Rick credits much of his success to the countless other individuals and corporations that failed to recognize the value of domain names and act on the early domaining rush. His initial investment consisted of $1,800 dollars, but he was soon spending $42,000 on porno.com. To drum up more resources and focus his energy, Rick Schwartz sold his sales business for 7 figures in 1998. At this time he was purchasing domains such as candy.com, and men.com; the latter was purchased for $15,000. That domain is one of a very few number he has sold, others include escore.com, which was sold to the standardized test giant, Kaplan, for $100,000. He sees his parked pages and keyword-specific domains as the perfect advertising, a commercial that doesn't stop running that allows for a constant sales-pitch.

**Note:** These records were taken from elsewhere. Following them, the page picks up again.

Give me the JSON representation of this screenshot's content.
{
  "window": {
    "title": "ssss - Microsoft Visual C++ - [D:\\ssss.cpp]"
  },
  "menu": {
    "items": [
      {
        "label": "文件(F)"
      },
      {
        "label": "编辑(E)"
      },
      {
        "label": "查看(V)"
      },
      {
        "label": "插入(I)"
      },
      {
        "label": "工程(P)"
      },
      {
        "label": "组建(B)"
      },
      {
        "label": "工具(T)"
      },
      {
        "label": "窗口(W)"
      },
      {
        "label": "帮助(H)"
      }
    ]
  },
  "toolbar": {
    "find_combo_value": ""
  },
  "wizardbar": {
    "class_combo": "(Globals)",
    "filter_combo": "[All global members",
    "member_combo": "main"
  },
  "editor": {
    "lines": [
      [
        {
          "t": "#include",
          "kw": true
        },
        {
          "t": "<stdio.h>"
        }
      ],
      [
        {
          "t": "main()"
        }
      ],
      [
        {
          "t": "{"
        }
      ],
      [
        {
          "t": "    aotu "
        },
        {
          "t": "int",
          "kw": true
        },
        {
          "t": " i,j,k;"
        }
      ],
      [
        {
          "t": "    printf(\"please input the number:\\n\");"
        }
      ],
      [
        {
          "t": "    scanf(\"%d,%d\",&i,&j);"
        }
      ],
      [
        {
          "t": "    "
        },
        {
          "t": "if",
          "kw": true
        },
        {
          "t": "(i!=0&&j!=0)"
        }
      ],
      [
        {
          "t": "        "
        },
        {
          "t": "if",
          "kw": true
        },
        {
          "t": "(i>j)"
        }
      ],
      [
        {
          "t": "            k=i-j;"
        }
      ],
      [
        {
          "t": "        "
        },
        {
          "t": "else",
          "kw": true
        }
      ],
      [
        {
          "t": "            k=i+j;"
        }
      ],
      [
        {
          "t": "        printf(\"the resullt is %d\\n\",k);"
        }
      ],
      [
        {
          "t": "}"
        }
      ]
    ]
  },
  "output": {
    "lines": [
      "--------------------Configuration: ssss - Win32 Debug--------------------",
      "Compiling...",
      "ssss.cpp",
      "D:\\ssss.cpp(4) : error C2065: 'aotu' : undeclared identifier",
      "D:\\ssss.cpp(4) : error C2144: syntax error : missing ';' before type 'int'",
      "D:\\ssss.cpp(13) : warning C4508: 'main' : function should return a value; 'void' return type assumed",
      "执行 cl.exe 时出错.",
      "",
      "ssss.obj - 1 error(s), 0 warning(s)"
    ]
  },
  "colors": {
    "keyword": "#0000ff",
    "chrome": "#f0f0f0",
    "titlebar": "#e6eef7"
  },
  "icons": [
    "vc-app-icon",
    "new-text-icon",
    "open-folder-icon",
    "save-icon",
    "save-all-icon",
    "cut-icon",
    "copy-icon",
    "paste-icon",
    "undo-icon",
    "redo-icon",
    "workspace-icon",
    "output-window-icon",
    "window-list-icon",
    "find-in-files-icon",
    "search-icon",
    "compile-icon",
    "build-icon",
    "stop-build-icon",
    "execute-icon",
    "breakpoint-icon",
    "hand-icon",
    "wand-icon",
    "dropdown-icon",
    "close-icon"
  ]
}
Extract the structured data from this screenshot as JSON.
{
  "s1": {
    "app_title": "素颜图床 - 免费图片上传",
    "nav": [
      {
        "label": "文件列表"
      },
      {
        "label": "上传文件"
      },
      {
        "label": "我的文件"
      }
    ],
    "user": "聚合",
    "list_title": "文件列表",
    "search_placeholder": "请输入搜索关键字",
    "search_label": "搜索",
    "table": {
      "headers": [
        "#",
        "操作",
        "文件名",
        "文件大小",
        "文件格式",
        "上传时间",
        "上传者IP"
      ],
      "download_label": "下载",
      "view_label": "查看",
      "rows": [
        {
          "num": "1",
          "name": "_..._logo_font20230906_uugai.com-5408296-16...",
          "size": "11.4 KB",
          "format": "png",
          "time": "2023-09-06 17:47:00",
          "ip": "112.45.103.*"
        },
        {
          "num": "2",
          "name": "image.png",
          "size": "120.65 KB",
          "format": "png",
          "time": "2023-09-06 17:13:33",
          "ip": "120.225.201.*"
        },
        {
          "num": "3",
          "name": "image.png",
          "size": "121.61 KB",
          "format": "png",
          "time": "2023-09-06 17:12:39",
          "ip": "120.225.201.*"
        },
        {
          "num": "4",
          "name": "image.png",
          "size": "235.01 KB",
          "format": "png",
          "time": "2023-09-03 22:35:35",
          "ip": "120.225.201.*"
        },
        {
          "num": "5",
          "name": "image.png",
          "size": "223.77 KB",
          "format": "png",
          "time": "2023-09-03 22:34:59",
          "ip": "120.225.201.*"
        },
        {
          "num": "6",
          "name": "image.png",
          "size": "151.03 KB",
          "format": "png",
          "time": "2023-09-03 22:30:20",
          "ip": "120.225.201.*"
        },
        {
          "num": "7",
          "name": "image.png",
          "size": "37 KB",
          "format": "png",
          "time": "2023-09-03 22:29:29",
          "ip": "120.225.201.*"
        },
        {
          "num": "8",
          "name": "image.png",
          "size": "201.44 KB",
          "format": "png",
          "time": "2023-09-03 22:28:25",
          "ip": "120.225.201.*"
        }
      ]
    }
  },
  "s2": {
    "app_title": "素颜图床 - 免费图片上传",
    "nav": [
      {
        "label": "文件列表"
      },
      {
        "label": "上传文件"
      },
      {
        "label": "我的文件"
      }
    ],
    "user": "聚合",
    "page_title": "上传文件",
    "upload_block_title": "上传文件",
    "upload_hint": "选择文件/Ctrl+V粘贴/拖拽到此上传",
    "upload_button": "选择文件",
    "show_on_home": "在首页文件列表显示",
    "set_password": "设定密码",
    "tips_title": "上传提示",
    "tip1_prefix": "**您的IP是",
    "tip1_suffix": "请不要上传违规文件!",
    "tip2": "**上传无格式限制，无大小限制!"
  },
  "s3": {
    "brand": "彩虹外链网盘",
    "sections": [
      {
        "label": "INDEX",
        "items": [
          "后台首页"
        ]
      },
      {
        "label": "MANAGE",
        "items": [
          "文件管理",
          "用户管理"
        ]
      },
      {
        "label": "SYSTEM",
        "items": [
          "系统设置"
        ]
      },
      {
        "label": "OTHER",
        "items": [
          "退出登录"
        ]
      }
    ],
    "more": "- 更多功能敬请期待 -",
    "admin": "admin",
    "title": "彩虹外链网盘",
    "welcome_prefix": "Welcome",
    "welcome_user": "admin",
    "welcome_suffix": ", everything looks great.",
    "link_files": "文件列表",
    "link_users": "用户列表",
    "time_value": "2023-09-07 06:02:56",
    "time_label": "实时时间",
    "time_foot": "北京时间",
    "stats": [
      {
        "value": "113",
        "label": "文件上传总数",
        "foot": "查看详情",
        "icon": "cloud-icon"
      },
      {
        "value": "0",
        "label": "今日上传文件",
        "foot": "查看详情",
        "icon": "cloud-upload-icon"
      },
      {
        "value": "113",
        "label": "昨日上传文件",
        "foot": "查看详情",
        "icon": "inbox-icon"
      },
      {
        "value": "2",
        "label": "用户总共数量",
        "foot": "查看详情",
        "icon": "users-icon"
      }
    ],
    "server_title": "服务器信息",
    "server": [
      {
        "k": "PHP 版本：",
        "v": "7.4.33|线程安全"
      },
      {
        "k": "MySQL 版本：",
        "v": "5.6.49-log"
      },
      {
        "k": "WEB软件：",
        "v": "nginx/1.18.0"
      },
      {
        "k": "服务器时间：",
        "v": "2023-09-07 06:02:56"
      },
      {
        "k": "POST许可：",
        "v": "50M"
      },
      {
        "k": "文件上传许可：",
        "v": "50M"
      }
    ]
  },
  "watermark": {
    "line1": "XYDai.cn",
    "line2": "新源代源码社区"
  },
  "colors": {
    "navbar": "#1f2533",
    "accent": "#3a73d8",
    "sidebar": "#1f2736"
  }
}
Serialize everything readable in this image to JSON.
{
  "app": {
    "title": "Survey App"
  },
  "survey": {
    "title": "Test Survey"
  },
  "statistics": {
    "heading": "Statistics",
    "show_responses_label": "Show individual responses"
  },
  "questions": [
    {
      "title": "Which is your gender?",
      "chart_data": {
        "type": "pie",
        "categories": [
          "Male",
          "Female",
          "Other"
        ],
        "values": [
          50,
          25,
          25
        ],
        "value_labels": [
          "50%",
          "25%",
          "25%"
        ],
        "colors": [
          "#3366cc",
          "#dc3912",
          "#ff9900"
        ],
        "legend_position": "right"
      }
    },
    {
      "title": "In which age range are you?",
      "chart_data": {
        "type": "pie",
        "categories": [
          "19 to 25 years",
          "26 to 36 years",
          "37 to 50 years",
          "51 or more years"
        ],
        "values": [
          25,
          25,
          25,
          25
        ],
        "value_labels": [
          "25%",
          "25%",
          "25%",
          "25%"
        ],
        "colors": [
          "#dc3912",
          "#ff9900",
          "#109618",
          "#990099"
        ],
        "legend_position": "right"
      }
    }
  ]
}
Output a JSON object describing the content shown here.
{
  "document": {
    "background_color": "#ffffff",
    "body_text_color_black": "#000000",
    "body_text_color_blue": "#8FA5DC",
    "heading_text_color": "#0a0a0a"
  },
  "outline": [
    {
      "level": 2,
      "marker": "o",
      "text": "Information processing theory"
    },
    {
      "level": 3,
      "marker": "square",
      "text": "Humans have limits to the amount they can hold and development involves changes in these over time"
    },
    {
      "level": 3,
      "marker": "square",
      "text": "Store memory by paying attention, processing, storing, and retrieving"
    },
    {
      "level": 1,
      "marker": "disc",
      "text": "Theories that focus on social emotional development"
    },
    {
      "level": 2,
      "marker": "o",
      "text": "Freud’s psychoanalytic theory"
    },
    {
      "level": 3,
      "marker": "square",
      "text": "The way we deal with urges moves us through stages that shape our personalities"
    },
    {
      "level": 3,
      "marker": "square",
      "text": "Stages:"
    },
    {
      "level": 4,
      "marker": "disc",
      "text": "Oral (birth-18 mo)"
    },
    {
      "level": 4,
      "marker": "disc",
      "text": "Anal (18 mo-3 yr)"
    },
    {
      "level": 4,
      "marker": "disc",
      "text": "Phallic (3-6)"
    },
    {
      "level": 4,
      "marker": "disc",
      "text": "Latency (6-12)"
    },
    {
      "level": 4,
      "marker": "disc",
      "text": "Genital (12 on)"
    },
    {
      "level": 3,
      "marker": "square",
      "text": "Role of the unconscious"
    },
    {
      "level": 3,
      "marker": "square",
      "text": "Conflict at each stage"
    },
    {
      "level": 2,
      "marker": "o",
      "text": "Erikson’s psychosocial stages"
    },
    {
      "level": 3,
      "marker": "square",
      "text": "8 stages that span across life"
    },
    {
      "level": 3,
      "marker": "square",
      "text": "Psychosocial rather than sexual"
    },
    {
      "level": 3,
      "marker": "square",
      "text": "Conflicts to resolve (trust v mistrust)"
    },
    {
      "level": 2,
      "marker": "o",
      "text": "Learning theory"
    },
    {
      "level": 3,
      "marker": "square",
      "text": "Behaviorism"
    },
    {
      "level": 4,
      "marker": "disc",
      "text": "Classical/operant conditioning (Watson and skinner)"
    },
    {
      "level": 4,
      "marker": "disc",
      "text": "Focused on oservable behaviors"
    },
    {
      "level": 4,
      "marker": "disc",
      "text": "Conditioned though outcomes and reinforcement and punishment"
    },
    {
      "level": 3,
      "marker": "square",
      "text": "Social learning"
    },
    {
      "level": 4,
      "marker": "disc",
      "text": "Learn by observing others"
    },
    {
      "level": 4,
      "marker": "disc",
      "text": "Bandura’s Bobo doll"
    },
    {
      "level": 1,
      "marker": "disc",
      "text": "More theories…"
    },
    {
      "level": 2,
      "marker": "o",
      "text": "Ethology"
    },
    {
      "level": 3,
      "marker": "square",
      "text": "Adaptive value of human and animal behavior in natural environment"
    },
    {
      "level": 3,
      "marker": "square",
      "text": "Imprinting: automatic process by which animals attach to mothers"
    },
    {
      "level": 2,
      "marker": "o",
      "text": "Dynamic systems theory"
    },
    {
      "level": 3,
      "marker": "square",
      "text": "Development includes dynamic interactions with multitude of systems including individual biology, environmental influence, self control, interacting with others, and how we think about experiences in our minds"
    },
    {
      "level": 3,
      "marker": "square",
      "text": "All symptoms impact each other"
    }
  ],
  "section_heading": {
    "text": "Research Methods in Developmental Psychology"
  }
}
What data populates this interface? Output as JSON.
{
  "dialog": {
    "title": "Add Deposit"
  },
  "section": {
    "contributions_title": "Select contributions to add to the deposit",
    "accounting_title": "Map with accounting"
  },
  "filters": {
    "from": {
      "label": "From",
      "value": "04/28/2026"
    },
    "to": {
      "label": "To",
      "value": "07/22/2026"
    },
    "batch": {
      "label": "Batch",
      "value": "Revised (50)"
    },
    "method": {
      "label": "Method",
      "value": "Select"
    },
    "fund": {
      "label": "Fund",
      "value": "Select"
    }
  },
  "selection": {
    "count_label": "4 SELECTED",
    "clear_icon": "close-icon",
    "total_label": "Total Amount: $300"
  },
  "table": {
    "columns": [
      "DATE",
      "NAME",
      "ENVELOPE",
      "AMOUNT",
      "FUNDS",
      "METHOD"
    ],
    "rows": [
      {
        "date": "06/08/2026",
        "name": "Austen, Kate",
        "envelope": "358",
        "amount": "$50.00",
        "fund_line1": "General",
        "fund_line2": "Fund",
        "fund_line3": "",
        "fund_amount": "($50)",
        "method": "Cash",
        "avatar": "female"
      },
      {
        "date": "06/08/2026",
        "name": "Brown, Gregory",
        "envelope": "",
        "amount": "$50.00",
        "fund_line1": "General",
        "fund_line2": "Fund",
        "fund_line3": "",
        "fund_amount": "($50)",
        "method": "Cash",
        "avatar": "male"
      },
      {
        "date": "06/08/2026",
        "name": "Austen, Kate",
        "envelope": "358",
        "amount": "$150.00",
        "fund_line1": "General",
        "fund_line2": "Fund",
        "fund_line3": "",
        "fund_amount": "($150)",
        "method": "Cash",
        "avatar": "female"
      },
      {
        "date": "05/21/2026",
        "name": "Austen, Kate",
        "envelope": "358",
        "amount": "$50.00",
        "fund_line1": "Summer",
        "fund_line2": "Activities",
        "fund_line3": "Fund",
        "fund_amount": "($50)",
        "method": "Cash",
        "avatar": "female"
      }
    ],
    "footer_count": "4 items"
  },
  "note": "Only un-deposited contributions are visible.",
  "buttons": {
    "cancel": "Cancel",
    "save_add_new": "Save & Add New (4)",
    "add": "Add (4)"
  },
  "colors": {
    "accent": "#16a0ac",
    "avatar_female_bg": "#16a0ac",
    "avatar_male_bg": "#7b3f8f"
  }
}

Mr. Schwartz has over 4,300 domains that he claims bring in a combined traffic of 95,000 - 115,000 visitors each day. He's the first to admit that his sites tend to be "crappy"; in that they are mostly pages with revenue=producing links, and he's fine to see his hits come and go - and hopes that they choose to leave via one of those links. Schwartz's portfolio is managed by Moniker.[2]